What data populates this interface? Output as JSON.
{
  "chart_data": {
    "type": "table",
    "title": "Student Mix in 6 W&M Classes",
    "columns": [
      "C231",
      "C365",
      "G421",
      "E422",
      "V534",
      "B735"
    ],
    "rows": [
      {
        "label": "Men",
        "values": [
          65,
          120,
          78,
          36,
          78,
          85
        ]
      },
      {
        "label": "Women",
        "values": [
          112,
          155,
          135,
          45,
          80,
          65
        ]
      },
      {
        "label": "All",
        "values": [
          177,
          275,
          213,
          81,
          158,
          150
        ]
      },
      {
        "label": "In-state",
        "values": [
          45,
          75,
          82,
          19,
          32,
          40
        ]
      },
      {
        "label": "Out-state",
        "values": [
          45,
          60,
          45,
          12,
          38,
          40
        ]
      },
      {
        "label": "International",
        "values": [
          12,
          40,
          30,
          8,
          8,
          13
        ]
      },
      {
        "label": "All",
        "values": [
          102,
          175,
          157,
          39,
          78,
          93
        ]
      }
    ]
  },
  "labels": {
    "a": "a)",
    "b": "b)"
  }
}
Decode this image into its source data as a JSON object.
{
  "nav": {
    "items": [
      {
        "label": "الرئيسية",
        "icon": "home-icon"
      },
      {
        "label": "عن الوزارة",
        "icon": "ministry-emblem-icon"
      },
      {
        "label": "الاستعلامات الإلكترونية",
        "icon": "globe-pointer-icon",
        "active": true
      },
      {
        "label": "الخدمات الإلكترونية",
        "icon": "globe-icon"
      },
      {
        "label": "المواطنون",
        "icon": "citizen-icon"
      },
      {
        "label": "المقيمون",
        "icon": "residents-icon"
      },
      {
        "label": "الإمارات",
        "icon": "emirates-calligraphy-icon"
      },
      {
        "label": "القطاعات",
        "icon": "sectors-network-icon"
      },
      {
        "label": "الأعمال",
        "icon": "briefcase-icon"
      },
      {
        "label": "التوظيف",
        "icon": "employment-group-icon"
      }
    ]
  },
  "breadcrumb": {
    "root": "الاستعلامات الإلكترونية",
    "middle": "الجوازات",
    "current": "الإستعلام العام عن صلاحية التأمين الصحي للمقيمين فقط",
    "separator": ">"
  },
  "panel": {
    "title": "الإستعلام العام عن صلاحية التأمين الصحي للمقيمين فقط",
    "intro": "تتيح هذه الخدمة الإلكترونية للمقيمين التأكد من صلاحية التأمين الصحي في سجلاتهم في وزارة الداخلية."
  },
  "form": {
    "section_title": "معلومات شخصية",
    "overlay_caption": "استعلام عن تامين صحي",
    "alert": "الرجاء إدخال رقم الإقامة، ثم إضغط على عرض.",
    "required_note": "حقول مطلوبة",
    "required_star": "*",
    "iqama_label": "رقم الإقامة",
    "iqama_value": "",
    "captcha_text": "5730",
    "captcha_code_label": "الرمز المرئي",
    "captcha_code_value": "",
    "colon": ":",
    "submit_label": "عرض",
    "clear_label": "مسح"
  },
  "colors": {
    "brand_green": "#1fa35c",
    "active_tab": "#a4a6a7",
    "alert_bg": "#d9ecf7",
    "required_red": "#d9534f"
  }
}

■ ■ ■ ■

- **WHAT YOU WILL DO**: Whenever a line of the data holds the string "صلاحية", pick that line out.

- **YOUR SOLUTION**:
    "current": "الإستعلام العام عن صلاحية التأمين الصحي للمقيمين فقط",
    "title": "الإستعلام العام عن صلاحية التأمين الصحي للمقيمين فقط",
    "intro": "تتيح هذه الخدمة الإلكترونية للمقيمين التأكد من صلاحية التأمين الصحي في سجلاتهم في وزارة الداخلية."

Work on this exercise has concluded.